Feb 112014

Without much public comment, the Groton-Dunstable Regional School Committee has quietly assigned some homework, sort of a reading assignment, to its constituents.

The district’s fiscal year 2015 budget, expected to include a large deficit because of accounting errors in the 2013 and 2014 budgets, was just made available to the public on February 9, when the 62 page draft document was posted on the district’s web site.

Why is it “homework?” A pop quiz — a public hearing — is set for this Wednesday, February 12 on the multi-million dollar document. If you don’t read the budget, you probably won’t be prepared for the hearing. The budget hearing is the only public forum scheduled before the School Committee needs to adopt the budget on March 5 and inform the town treasurers of Groton and Dunstable that the budget is ready for the voters. Groton Spring Town Meeting should vote on the budget on April 28; Dunstable’s Spring Town Meeting is on May 12.

Because of an expected larger-than-usual crowd, the location is the Middle School Performing Arts Center on Main Street. The School Committee will present the budget during its 7:00 p.m. meeting. The public hearing on the budget begins at 7:30 p.m. and will run until 9 p.m.

“The need for additional revenues appears more dramatic due to level funding and poor budget planning for FY13 & 14. The FY15 operating budget need is not dramatically greater than the actual educational spending for FY14,” School Committee Chair Alison Manugian said.

The February 12th meeting is intended to engage the community about the ongoing budget crisis and increase the understanding of what the School Districts costs are before making significant budget cuts, according to Manugian. The committee is looking for feedback on priorities before the committee it makes tough decision about what programs to eliminate in its effort to close an estimated $2.5 million budget gap for 2015.

The School Committee has also published a Q&A document listing potential budget-cutting ideas that committee members have received and replies to the ideas.

Also on February 9, committee member John Giger posted a supplementary document he created, GDRSD 2009 2013 Year End Budget Analysis with Line Item Variances, showing his analysis of line items from previous year’s budgets that were more than $10,000 over or under the budget estimate.

Manugian declined to comment on specifics in either document, explaining that a “Budget document that’s been placed online is a courtesy copy for review before the meeting Wednesday night.” She encouraged community members to bring questions to the public hearing with the expectations that some, but not all, answers will be forthcoming Wednesday night.

“There will likely be some questions that are taken and not answered on the spot,” she noted. “It’s important that the answers are clear and accurate and I prefer we take a day or two to ensure that if need be. It’s great to hear from individuals what they value and want to preserve.”

The committee is also avoiding listing possible cuts that may be made to bring down the $2.5 million deficit — she confirmed those items are not specified anywhere just yet, because the committee wants community feedback at the public meetings. “Unfortunately there’s nothing left that can readily be cut,” she said. “Ultimately without an increase on the revenue side we’re left to make the least damaging programmatic changes we can.”

Manugian reiterated that Wednesday’s hearing will not present “detailed information on possible programmatic changes and resultant savings.
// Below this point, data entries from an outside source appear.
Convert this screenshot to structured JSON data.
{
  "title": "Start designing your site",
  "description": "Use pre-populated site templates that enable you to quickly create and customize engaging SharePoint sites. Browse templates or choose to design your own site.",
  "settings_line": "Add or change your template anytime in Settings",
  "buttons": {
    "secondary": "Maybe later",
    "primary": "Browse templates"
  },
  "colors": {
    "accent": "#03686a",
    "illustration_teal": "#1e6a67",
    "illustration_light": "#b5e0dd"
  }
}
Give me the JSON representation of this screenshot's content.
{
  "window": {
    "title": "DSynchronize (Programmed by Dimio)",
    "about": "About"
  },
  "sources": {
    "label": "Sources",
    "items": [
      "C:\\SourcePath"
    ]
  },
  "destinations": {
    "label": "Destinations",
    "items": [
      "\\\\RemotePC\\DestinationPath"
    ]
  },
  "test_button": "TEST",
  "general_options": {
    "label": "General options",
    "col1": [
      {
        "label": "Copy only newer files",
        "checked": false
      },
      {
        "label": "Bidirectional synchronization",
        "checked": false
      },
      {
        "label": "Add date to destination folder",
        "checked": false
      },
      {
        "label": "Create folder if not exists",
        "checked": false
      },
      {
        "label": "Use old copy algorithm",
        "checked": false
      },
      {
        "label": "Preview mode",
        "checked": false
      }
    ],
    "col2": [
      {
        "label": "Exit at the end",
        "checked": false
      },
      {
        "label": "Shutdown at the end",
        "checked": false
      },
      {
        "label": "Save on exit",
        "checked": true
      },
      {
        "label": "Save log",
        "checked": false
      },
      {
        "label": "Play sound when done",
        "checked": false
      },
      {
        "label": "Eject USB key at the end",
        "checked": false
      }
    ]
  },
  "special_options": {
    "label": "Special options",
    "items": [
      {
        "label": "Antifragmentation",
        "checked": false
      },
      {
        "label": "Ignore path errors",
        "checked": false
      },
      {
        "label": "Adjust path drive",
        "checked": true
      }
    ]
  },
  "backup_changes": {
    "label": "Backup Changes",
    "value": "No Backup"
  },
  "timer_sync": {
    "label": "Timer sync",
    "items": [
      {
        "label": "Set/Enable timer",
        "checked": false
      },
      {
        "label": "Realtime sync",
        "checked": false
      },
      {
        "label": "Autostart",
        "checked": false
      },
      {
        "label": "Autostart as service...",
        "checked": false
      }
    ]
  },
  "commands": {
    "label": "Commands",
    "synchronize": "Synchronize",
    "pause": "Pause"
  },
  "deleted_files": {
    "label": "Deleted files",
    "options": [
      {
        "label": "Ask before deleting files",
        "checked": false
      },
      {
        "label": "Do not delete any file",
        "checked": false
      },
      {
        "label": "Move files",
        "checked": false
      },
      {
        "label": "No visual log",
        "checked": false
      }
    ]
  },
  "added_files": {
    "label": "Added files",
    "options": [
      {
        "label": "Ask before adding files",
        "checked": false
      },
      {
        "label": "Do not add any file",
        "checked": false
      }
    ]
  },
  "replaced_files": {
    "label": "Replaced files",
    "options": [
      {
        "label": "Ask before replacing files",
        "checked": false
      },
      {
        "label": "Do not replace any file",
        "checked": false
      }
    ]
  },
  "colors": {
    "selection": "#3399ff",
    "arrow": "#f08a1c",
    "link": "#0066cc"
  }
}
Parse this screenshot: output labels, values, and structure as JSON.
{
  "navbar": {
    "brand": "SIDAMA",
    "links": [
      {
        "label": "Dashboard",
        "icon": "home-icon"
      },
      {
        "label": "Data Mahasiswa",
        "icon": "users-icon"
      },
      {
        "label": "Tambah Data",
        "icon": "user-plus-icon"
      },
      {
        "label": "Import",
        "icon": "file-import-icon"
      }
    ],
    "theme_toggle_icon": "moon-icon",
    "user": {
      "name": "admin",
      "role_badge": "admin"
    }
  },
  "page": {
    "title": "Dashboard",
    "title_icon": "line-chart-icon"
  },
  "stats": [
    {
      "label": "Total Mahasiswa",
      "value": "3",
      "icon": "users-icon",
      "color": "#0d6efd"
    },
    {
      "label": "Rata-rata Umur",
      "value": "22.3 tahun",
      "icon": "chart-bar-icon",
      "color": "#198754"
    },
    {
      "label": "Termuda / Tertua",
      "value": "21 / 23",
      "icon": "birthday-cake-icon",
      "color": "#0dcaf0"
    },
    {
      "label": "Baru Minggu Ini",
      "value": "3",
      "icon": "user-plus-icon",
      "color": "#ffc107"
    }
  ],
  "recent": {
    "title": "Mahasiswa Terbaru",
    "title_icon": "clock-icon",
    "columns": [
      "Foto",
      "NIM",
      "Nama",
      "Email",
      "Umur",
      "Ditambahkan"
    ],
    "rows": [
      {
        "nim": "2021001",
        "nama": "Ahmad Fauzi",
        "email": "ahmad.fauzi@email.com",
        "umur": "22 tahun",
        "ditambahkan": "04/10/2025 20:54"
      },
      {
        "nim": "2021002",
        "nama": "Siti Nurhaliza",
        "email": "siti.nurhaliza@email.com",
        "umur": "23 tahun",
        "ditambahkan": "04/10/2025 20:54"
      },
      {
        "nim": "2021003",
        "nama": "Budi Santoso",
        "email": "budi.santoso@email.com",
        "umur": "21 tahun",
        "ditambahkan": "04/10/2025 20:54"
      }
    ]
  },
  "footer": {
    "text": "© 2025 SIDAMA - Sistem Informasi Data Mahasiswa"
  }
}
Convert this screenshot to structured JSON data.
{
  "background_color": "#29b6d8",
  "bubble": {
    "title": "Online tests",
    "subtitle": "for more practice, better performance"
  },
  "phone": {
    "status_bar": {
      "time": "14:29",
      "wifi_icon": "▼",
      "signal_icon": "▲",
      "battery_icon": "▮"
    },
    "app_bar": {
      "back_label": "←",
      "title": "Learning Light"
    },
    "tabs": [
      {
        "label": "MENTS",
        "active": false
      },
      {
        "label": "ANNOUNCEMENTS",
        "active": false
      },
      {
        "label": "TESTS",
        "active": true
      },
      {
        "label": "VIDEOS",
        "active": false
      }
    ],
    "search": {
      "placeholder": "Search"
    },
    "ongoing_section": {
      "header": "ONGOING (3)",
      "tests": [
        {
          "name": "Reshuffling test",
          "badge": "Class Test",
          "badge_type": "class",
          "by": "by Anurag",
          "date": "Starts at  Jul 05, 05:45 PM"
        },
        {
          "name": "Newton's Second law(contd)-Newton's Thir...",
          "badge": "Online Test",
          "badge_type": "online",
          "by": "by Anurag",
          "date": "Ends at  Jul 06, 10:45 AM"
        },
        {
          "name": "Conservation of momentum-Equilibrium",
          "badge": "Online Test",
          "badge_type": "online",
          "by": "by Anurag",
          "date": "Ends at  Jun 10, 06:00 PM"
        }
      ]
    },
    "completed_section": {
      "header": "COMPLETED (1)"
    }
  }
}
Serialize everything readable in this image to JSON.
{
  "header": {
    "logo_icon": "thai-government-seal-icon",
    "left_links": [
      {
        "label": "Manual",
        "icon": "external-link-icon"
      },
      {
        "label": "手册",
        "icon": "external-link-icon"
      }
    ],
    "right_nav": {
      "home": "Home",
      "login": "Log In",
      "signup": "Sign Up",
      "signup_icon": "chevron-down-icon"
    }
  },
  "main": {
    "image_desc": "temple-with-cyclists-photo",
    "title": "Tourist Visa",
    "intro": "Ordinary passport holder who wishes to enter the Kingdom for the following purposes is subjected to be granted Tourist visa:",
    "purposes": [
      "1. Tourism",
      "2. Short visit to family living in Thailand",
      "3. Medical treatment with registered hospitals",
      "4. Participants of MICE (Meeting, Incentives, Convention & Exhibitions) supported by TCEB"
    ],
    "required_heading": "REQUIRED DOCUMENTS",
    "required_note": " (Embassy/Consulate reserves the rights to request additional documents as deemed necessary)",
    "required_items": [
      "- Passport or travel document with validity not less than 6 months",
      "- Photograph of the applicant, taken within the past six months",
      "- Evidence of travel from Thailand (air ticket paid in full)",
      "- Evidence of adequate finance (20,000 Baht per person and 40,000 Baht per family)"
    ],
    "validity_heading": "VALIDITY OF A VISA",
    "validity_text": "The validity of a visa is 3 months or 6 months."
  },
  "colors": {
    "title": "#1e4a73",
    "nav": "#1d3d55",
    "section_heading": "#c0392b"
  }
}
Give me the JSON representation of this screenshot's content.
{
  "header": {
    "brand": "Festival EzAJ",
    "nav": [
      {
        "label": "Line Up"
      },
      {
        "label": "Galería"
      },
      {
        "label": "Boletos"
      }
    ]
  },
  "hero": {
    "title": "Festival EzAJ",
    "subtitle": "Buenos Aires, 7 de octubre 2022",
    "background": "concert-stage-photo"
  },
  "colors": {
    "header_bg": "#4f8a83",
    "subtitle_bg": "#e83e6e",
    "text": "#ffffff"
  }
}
This will come to the school committee in coming days at a workshop setting. Direction as to priority of cuts will come from the school committee level with input from the communities.”

A quick glance at the 2015 budget document shows that some expenses are easier to see than others. Athletics costs are not listed, beyond the high school Athletic Director’s salary. Special Education costs are also distributed among building budgets.

The budget notes that class sizes vary significantly between Florence Roche Elementary in Groton and Swallow Union Elementary in Dunstable. All but two classes at Swallow Union have fewer than 20 students while all but one class at Florence Roche has more than 20. In many cases and grades there is not a large discrepancy, but the average third grade class size at Florence Roche is 25.2 while at Swallow Union it is 17.3.

Incoming Superintendent Dr. Kristan Rodriguez is expected to attend as an observer.

In related news, the school district now expects to get its independent forensic audit results back in mid-February and plans to release the results to the public shortly after they are received.